Still, for Chang, there’s a lot of inspiration to take from Singapore, even if its policies can’t be imported to Hawaii perfectly. The state already owns land near the route of an under-construction rail line, and it could choose to build housing there as densely as it wants, Chang says. Some aspects of the program may be controversial in Hawaii, he says, but then, so is the current system, in which private developers build luxury housing and sell it for more than most Hawaiians can afford, foreign investors buy up condos as investments, and apartment units go vacant while people are homeless.
His ALOHA Homes package, a portion of which was approved by a state senate committee last week, is designed to be revenue neutral. The new homes would be publicly owned and sold to residents on 99-year leases, like in Singapore. And they would sell for prices that don’t require taxpayer subsidies. A lot of American lawmakers instinctually look to other states that have dealt with housing shortages to find solutions, Chang says. But the solutions, in most of the U.S., have not met the challenge.
“Why would we copy California’s policies?” Chang says. “They’ve clearly failed.”
Update: We’ve clarified details about Singapore’s savings account system.
This article is part of Backyard, a newsletter exploring scalable solutions to make housing fairer, more affordable and more environmentally sustainable. Subscribe to our twice-weekly Backyard newsletter.
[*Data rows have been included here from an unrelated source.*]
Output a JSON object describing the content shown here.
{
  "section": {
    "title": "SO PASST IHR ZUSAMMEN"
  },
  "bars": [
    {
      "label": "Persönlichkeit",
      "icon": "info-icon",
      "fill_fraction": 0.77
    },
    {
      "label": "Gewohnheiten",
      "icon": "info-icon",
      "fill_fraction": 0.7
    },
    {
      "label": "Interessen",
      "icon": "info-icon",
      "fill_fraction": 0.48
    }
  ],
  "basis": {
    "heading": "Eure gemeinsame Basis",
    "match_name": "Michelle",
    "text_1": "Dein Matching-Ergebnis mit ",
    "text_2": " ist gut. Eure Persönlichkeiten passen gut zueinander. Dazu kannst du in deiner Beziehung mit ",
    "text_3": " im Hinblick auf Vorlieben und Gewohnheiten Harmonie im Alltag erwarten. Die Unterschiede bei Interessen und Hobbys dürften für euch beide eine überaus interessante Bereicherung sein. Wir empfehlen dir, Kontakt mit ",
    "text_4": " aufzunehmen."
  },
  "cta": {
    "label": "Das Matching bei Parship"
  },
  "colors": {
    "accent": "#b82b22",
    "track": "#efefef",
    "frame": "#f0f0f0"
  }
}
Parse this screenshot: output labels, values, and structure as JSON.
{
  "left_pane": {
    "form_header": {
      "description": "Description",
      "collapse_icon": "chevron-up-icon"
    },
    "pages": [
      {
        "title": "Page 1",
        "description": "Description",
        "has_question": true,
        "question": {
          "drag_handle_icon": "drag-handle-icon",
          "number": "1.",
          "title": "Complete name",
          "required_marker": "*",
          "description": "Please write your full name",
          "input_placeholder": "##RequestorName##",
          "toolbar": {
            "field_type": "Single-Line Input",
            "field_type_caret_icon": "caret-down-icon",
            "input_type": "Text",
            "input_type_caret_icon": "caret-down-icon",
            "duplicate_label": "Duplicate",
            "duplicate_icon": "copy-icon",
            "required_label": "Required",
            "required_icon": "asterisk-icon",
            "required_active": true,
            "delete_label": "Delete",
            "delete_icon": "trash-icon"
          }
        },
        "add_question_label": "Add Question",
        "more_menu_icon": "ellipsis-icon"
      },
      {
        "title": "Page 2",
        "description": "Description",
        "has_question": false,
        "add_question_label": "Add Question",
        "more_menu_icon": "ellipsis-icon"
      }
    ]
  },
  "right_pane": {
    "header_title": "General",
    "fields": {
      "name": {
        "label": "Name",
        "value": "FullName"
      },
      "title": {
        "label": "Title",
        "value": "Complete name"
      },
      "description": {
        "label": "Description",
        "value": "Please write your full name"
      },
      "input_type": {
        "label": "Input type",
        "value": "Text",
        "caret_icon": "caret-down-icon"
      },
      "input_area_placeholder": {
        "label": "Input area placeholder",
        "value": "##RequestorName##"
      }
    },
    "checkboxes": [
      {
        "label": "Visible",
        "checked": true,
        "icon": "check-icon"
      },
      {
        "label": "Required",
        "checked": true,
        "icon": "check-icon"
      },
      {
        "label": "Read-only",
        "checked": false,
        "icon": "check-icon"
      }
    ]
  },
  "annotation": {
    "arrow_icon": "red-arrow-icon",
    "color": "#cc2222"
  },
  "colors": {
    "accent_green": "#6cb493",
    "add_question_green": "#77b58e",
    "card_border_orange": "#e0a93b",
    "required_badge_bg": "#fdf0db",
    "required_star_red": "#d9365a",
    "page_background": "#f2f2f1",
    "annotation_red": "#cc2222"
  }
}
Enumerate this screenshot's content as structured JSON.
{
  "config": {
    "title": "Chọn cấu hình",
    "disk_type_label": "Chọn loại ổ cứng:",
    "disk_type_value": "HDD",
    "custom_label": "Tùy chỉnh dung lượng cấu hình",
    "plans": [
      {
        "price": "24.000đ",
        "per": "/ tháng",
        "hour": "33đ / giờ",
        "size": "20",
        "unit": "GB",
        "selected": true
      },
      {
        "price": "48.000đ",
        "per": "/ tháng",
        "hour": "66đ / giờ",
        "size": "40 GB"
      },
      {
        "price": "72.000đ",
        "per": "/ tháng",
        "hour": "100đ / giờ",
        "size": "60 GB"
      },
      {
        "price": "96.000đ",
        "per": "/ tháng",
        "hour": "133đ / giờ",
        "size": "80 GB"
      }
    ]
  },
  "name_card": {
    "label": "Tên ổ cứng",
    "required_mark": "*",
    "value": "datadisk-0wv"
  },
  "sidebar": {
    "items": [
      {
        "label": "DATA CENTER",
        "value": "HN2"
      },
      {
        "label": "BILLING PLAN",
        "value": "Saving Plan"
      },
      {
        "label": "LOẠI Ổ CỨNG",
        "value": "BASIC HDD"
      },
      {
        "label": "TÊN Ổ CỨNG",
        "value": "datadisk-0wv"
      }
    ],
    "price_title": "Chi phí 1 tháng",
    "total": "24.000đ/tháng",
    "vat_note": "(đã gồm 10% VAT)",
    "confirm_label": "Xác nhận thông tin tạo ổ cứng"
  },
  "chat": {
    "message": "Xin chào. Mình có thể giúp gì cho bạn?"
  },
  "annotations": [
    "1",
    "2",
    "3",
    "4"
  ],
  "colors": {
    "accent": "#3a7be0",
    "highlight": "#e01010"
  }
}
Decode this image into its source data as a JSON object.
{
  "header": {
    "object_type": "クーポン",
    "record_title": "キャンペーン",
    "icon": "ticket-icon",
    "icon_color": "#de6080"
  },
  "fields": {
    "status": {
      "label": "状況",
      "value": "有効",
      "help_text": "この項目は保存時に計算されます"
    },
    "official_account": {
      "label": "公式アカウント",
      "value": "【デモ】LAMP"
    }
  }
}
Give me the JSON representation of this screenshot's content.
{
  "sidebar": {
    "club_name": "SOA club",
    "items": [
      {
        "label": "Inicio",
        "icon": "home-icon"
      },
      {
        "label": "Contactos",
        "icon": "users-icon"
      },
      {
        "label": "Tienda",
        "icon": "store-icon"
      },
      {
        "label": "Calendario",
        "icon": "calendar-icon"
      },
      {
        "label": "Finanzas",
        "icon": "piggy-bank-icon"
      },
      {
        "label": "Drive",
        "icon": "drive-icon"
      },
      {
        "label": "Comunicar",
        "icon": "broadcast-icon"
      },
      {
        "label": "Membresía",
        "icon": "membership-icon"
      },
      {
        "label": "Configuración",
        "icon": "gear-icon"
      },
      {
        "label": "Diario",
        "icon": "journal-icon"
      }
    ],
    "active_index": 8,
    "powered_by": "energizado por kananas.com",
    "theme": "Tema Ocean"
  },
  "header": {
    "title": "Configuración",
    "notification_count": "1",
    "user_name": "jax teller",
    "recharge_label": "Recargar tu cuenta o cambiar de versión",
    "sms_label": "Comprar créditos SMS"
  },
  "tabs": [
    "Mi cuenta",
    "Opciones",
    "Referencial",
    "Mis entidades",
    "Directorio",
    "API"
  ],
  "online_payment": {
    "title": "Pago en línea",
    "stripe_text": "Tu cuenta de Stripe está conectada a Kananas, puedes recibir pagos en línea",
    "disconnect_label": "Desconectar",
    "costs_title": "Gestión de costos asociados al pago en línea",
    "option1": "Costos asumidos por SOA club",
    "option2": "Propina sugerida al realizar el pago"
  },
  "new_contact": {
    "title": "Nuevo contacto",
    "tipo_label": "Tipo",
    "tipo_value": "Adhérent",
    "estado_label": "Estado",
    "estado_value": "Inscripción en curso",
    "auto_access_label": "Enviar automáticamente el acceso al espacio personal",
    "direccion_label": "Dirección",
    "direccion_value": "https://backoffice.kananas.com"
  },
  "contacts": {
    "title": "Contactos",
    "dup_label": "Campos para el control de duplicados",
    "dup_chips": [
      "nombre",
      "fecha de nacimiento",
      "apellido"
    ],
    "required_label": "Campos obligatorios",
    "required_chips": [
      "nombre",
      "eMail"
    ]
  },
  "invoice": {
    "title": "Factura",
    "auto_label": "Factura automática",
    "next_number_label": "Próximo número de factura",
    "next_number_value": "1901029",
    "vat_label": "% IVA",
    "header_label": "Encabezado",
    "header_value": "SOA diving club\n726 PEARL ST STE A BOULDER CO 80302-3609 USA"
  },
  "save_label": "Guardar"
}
Jared Brey is Next City's housing correspondent, based in Philadelphia. He is a former staff writer at Philadelphia magazine and PlanPhilly, and his work has appeared in Columbia Journalism Review, Landscape Architecture Magazine, U.S. News & World Report, Philadelphia Weekly, and other publications.